And then Nick was pulling on my hands, and all I could do was try to react and hope I was doing the right technique.

At some point, the sweat was running down my arms, and Nick lost his grip on me.  Or I lost my grip on him.  I’m not sure which!

Anyhow, I don’t remember if I had a good test or not.  I didn’t make any errors, but error-free is the goal for regular students; for kenshusei, the goal is not only to be free of technical errors but to do the techniques with good balance and body position–to move from the centre of the body–and with spirit.  I don’t even remember which techniques I did, but here are two of them I know for sure…

ryote-mochi-kote-gaeshi-2  (two-hand-grasping-attack-countered-by-small-wrist-throw-from-outside-pivot):

suwari-waza-ryote-mochi-kokyu-ho-4  (seated-version-of-two-hand-grasping-attack-countered-by-the-4th-tricky-breathing-technique):

Yes, we have something called “the-4th-tricky-breathing-technique”!  And, yes, it is tricky!!!  The above video is deceptive because when it works, it looks effortless, but 90% of the time, it doesn’t work.  I remember doing this technique, because usually I can’t throw Nick with it and, as we were getting into seiza, I was thinking to myself, Shit! Shit!  Nick, just fall over this time!  Just fall over!!  And he did.  Thanks, buddy.  I owe you one!

After demonstrating basic techniques, we demonstrate shumatsu rosa, the “ending stretching exercises,” as shown

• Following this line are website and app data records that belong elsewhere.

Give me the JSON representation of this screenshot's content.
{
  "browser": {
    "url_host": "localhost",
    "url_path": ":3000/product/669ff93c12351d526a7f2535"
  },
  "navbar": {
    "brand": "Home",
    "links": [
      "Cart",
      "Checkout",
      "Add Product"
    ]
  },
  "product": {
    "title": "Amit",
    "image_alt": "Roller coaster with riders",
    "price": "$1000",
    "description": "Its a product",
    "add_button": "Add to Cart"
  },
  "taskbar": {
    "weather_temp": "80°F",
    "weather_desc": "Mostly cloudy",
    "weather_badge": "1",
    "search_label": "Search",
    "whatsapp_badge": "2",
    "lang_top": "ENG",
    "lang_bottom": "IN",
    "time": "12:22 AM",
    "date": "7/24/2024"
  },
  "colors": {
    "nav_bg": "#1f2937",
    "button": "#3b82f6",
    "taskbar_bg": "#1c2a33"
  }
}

The final part of the test is jiyu-waza, or free-techniques, which is basically demonstrating how to apply the basic techniques in a fast, free-flowing context. First, I did shomen-zuki-jiyu-waza (front-punch-free-technique), shown here:

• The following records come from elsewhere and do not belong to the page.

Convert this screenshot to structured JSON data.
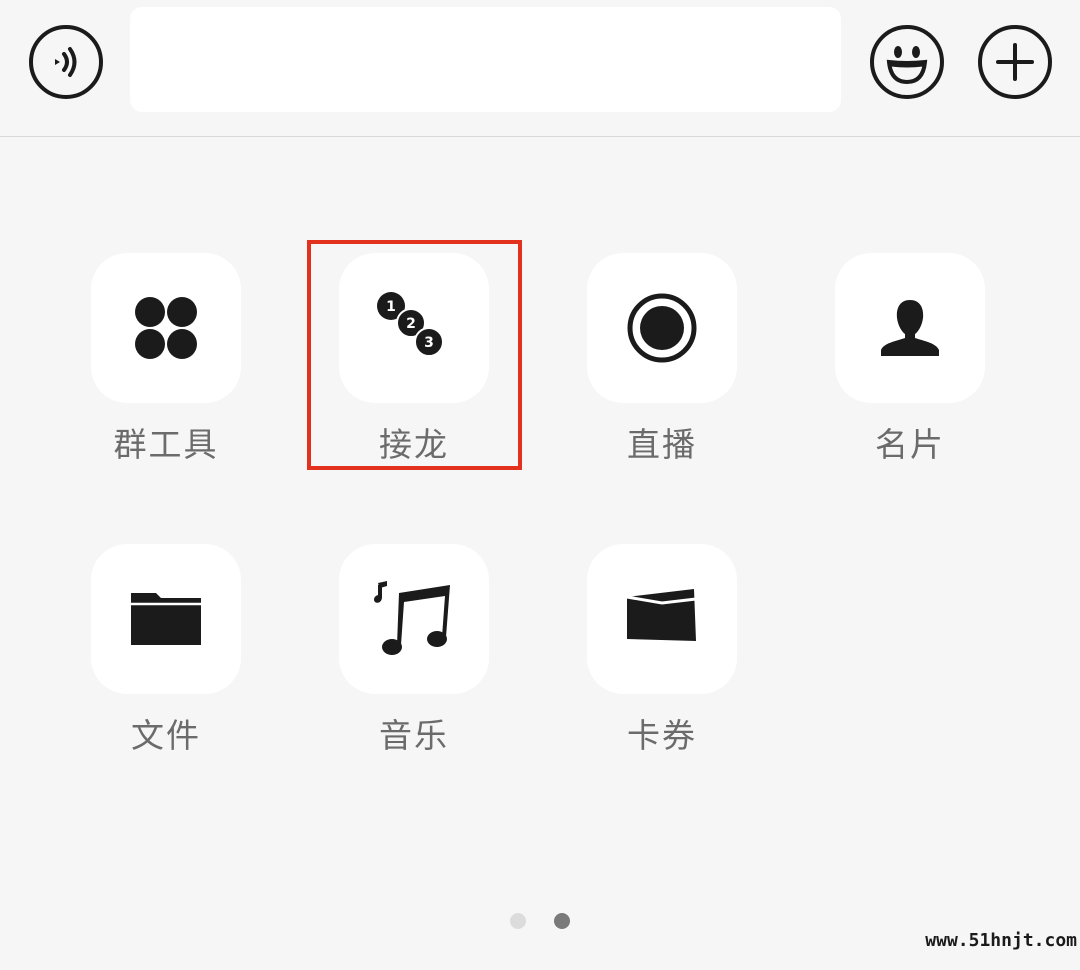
{
  "input_bar": {
    "voice_icon": "voice-input-icon",
    "emoji_icon": "smiley-face-icon",
    "plus_icon": "plus-icon",
    "text_value": ""
  },
  "grid": {
    "items": [
      {
        "label": "群工具",
        "icon": "four-dots-icon"
      },
      {
        "label": "接龙",
        "icon": "numbered-chain-icon",
        "badges": [
          "1",
          "2",
          "3"
        ]
      },
      {
        "label": "直播",
        "icon": "live-record-icon"
      },
      {
        "label": "名片",
        "icon": "person-card-icon"
      },
      {
        "label": "文件",
        "icon": "folder-icon"
      },
      {
        "label": "音乐",
        "icon": "music-note-icon"
      },
      {
        "label": "卡券",
        "icon": "coupon-icon"
      }
    ],
    "highlighted_index": 1,
    "highlight_color": "#e2321e"
  },
  "pagination": {
    "page_count": 2,
    "current_page": 2
  },
  "watermark": "www.51hnjt.com"
}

First, I was the “throwing partner” as Nick attacked me maybe 10-15 times.  I’ not sure how many times, but it wasn’t long compared to what we’ve done in practice.  Then we switched roles, and I attacked Nick with a punch and got thrown.

We normally did only one round of jiyu-waza in rehearsal exams. It looks easy in the video but is actually extremely tiring, especially if you are old (check), stressed out (check), hung over, sleep deprived (check) or, in this case, heat intolerant (big check).   But after I was done with one round, a second round was called!

After the first round, I was breathing hard, but in the second, I was completely out of breath because of the heat, which was smothering.  Anyhow, in the second round, we did yokomen-uchi-jiyu-waza (side-chop-free-technique), shown here:

Jiyu-waza is the part of the test everyone pays attention to. This is partly because all the test-takers do the basic techniques at the same time, but the jiyu-waza is only one attacker-thrower pair at a time.  So one gets the whole stage to himself. But it is also because the kuro obi exam is the first time you do jiyu-waza in a test. For the previous tests, it is only basic techniques.

I was afraid I had done very badly, but afterwards, the spectators said my jiyu-waza looked good. One  took a video of it.  To me, it looks very slow and plodding with throws that come from my arms instead of my centre, but the form doesn’t look as bad as it might have.  When that video gets uploaded to YouTube, I will post it here.  Maybe.

After jiyu-waza, there was nothing left except to line, bow out, thank everyone, and retire to the kitchen while the examiners compared notes.  Thankfully, we all passed!!

Payet-sensei was very kind to buy all the kenshusei and the spectators lunch after the test.  I admit I felt more like taking a nap than eating lunch, but it was very nice of people to come watch us, and lunch felt celebratory.

I wish our Internet readers could have been there.  Thank you for your support so far.

Now we have 1-1/2 weeks break and then a big push to the final instructor’s exam.  Gambatte, Izzy and Naomi!